Three months after Prime Minister Narendra Modi refused to fly over Pakistan’s airspace when it was closed for civilian flights, Islamabad on Saturday turned down a request by India to allow President Ram Nath Kovind to use its airspace for his flight to Iceland.
This was revealed by Pakistan Foreign Minister Shah Mahmood Qureshi on Saturday. “The Indian President had sought permission to use Pakistan’s airspace to travel to Iceland but we decided not to permit him,” Qureshi said in a statement, without giving further details. “The decision has been taken in view of India’s behaviour,” he said.
Qureshi told Pakistani TV channels that the decision was approved by Pakistan’s Prime Minister Imran Khan in view of the situation in Kashmir.

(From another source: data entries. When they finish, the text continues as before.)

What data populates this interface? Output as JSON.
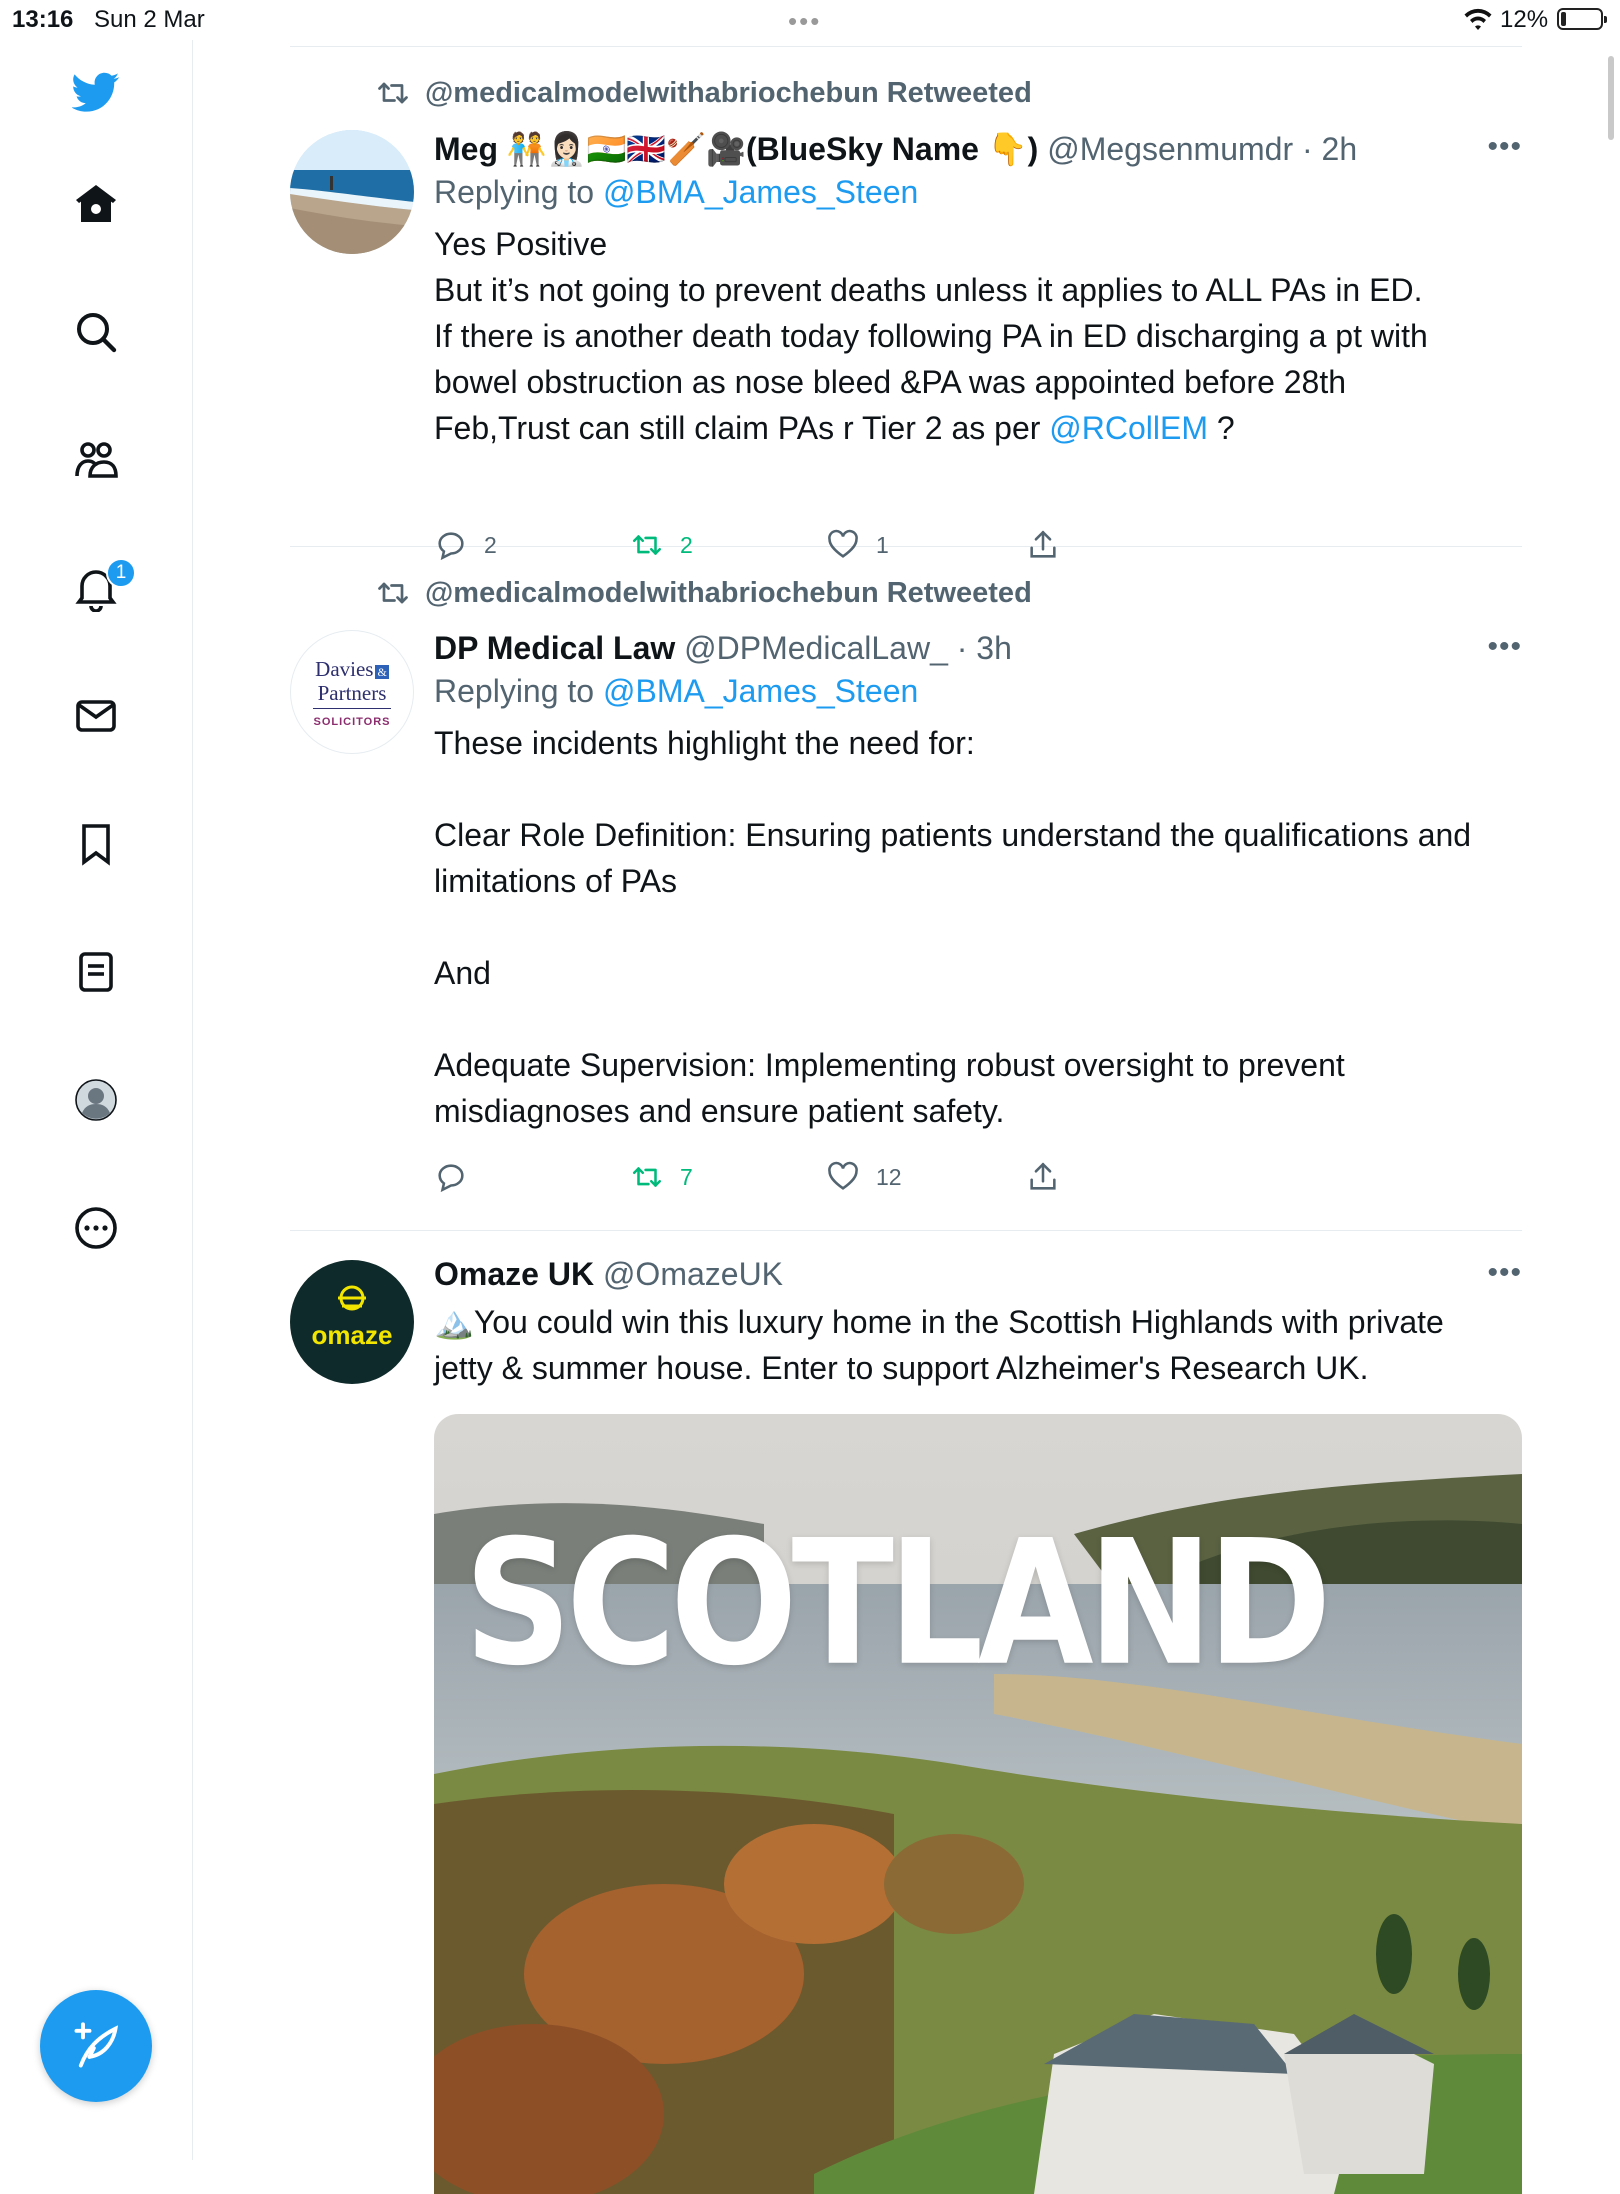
{
  "status_bar": {
    "time": "13:16",
    "date": "Sun 2 Mar",
    "battery": "12%",
    "dots": "•••"
  },
  "sidebar": {
    "items": [
      "twitter-logo",
      "home",
      "search",
      "communities",
      "notifications",
      "messages",
      "bookmarks",
      "lists",
      "profile",
      "more"
    ],
    "notification_count": "1"
  },
  "tweets": [
    {
      "retweeted_by": "@medicalmodelwithabriochebun Retweeted",
      "name": "Meg 🧑‍🤝‍🧑👩🏻‍⚕️🇮🇳🇬🇧🏏🎥(BlueSky Name 👇)",
      "handle": "@Megsenmumdr · 2h",
      "replying_prefix": "Replying to ",
      "replying_to": "@BMA_James_Steen",
      "text_lines": [
        "Yes Positive",
        "But it’s not going to prevent deaths unless it applies to ALL PAs in ED.",
        "If there is another death today following PA in ED discharging a pt with",
        "bowel obstruction as nose bleed &PA was appointed before 28th",
        "Feb,Trust can still claim PAs r Tier 2 as per "
      ],
      "mention": "@RCollEM",
      "mention_suffix": " ?",
      "replies": "2",
      "retweets": "2",
      "likes": "1",
      "more": "•••"
    },
    {
      "retweeted_by": "@medicalmodelwithabriochebun Retweeted",
      "name": "DP Medical Law",
      "handle": "@DPMedicalLaw_ · 3h",
      "replying_prefix": "Replying to ",
      "replying_to": "@BMA_James_Steen",
      "avatar_text": {
        "line1": "Davies",
        "amp": "&",
        "line2": "Partners",
        "line3": "SOLICITORS"
      },
      "p1": "These incidents highlight the need for:",
      "p2": "Clear Role Definition: Ensuring patients understand the qualifications and limitations of PAs",
      "p3": "And",
      "p4": "Adequate Supervision: Implementing robust oversight to prevent misdiagnoses and ensure patient safety.",
      "replies": "",
      "retweets": "7",
      "likes": "12",
      "more": "•••"
    },
    {
      "name": "Omaze UK",
      "handle": "@OmazeUK",
      "avatar_text": "omaze",
      "text_emoji": "🏔️",
      "text_line1": "You could win this luxury home in the Scottish Highlands with private",
      "text_line2": "jetty & summer house. Enter to support Alzheimer's Research UK.",
      "media_title": "SCOTLAND",
      "more": "•••"
    }
  ],
  "colors": {
    "accent": "#1d9bf0",
    "retweet": "#00ba7c",
    "muted": "#536471",
    "omaze_bg": "#0f2a2a",
    "omaze_yellow": "#f2e600"
  }
}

Responding to a query on the issue, the Ministry of External Affairs’ official spokesperson Raveesh Kumar said: “We regret the decision of the Government of Pakistan to deny overflight clearance for the VVIP special flight which is otherwise granted routinely by any normal country. We call upon Pakistan to recognise the futility of such unilateral actions.”
In August, Modi used the airspace over Pakistan on his way to France and back to India. But in June, when Pakistan had closed its airspace, Modi had to take a detour on his way to Bishkek in Kyrgyzstan — though Islamabad had granted permission for his flight.

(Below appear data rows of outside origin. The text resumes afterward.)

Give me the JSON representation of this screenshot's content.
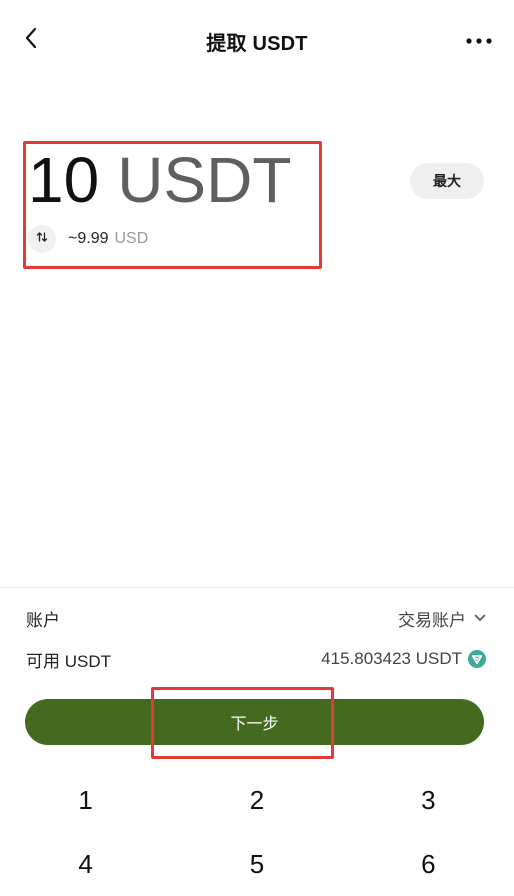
{
  "header": {
    "title": "提取 USDT",
    "back_icon": "chevron-left-icon",
    "more_icon": "ellipsis-icon"
  },
  "amount": {
    "value": "10",
    "currency": "USDT",
    "converted_value": "~9.99",
    "converted_currency": "USD",
    "swap_icon": "swap-vertical-icon",
    "max_label": "最大"
  },
  "account": {
    "label": "账户",
    "value": "交易账户",
    "chevron_icon": "chevron-down-icon"
  },
  "available": {
    "label": "可用 USDT",
    "value": "415.803423 USDT",
    "coin_icon": "tron-icon"
  },
  "next_button": {
    "label": "下一步"
  },
  "keypad": {
    "rows": [
      [
        "1",
        "2",
        "3"
      ],
      [
        "4",
        "5",
        "6"
      ]
    ]
  },
  "colors": {
    "primary_button": "#436a1f",
    "highlight": "#e53935",
    "coin_icon": "#3fa89a"
  }
}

Sources said the government had decided to approach Pakistan for Kovind’s flight. But, with Islamabad’s refusal, sources said the government is unlikely to approach Pakistan later this month, when Modi goes to the US to attend the United Nations General Assembly and other engagements in New York and Houston.
Pakistan had fully closed its airspace on February 26, after the Indian Air Force fighter jets struck a Jaish-e-Mohammed (JeM) terrorist training camp in Balakot in retaliation to the Pulwama attack on February 14. On July 16, it opened its airspace for all civilian traffic.
But last month, following tension between the two countries after India’s decision to scrap Jammu and Kashmir’s special status, the Pakistan government said it was once again considering closure of its airspace for Indian flights. However, it is yet to announce its decision so far.
Kovind will embark on a visit to Iceland, Switzerland and Slovenia from Monday, during which he is expected to brief the top leadership in those countries on India’s “national concerns”, especially in view of terror incidents this year, including the Pulwama attack.
The latest round of diplomatic tit-for-tat comes at a time when India has put across its point to the international community that J&K is India’s internal matter and any issues between India and Pakistan will be resolved bilaterally between the two countries.
Earlier, Pakistan decided to downgrade diplomatic ties and expelled the Indian High Commissioner. It has also stopped all bilateral trade. Pakistan PM Khan has said that he will raise the Kashmir issue at every international forum, including at the UN General Assembly next month.
During airspace closure from February to July, Indian passengers and foreign tourists coming to India had to bear the burden of additional time and money, apart from inconvenience caused to them.
According to the government’s own admission, Indian airlines suffered losses worth Rs 548 crore due to airspace closure by Pakistan.